== PROBLEM TO WORK ON ==
Please report how many lines in the records below contain "InfoService". Reply with the number alone.

━━ DATA SUPPLIED ━━

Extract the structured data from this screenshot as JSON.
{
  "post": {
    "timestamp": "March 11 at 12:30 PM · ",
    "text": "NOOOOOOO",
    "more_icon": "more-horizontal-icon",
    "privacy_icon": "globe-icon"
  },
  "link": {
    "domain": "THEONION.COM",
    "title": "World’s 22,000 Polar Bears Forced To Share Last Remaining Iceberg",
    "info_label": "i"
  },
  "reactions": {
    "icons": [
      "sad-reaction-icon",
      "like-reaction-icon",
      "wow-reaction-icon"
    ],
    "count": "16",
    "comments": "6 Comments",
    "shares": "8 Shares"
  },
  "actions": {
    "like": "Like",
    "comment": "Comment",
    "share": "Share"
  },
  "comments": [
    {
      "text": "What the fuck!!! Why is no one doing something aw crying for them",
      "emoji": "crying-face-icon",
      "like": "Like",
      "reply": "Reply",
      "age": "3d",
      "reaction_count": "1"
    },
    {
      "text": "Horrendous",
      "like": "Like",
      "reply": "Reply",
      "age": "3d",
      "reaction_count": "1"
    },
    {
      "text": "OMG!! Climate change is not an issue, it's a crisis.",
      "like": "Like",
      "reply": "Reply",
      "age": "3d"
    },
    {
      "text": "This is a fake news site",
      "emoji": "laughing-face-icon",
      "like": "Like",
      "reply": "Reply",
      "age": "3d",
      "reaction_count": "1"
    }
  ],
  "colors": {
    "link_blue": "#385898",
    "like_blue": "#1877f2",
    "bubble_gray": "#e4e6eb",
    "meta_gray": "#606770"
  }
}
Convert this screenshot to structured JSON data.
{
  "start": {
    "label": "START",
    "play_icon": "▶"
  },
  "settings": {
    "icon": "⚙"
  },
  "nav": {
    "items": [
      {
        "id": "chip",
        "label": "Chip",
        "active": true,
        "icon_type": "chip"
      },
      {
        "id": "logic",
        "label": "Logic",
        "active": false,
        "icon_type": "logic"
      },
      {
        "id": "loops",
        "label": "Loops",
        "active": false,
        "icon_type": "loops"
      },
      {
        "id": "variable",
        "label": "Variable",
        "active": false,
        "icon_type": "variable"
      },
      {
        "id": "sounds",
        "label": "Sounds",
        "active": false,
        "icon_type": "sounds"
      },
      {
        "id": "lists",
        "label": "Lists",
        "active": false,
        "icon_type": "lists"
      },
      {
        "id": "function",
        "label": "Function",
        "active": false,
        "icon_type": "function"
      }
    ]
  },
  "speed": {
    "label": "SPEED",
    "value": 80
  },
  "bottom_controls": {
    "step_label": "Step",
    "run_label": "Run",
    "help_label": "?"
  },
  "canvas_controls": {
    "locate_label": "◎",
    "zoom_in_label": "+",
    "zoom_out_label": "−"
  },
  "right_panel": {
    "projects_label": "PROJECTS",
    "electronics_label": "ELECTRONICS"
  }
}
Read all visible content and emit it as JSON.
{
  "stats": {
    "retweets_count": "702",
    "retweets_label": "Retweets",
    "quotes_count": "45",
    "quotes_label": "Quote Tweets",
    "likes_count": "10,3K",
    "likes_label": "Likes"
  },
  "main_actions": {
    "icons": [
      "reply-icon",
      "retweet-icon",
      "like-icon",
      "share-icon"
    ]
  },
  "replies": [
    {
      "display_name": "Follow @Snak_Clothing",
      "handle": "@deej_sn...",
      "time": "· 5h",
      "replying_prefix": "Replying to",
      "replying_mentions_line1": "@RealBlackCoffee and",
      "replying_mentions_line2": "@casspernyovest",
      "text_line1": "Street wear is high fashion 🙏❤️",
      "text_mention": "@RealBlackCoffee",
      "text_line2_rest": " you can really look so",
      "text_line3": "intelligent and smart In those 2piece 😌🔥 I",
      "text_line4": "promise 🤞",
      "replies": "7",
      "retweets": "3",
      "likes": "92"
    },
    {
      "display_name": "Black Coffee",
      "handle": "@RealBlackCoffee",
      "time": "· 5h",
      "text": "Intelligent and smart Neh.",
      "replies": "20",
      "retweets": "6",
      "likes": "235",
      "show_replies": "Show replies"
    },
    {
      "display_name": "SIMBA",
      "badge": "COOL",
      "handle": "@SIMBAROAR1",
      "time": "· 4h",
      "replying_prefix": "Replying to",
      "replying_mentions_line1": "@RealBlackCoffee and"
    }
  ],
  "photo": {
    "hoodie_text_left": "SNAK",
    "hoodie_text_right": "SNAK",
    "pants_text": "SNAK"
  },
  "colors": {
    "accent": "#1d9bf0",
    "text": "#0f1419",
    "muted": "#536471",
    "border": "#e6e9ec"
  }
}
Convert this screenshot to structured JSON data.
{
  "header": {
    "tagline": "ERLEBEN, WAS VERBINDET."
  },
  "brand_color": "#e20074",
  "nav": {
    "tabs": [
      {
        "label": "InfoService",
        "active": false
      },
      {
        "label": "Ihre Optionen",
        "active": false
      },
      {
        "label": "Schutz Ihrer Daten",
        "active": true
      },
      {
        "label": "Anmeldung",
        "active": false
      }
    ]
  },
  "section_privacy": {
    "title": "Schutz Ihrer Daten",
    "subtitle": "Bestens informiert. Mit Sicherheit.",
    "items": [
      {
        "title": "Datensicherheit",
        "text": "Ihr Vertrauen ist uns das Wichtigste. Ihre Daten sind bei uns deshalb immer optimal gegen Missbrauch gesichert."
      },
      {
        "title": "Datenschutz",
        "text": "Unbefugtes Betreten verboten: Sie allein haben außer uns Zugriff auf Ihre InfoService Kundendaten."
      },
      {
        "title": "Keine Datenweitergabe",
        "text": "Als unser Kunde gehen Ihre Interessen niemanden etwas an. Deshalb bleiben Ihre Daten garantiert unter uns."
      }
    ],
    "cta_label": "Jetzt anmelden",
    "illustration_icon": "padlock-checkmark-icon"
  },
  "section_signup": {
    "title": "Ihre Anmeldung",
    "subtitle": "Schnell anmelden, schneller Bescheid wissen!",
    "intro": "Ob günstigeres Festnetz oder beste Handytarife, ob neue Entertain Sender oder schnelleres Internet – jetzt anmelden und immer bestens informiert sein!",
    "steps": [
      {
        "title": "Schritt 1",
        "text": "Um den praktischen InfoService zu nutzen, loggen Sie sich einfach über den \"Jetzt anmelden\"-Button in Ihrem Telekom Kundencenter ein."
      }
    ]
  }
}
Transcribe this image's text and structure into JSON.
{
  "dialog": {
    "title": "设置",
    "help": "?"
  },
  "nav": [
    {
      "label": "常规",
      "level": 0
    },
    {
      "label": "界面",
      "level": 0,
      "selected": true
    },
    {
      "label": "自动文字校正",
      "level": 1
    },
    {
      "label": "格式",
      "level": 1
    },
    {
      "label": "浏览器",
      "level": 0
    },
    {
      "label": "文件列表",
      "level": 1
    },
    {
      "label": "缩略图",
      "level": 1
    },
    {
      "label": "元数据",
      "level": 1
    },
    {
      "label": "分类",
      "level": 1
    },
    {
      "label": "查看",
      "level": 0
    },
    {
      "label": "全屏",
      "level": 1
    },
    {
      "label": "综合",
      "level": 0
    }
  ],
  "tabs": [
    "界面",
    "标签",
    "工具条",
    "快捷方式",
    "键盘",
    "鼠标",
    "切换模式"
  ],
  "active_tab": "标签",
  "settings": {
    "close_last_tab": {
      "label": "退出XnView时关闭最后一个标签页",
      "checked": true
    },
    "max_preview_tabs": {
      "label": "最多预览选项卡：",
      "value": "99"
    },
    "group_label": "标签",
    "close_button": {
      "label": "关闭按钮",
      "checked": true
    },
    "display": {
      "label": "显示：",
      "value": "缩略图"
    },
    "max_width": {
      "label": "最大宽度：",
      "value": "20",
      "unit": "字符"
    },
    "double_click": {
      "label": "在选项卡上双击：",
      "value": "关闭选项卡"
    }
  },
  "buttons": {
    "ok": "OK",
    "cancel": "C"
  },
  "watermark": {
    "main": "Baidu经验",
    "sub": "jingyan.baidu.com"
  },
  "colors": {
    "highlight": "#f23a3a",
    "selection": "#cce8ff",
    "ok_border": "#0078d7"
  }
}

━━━

== RESULT BELOW ==
3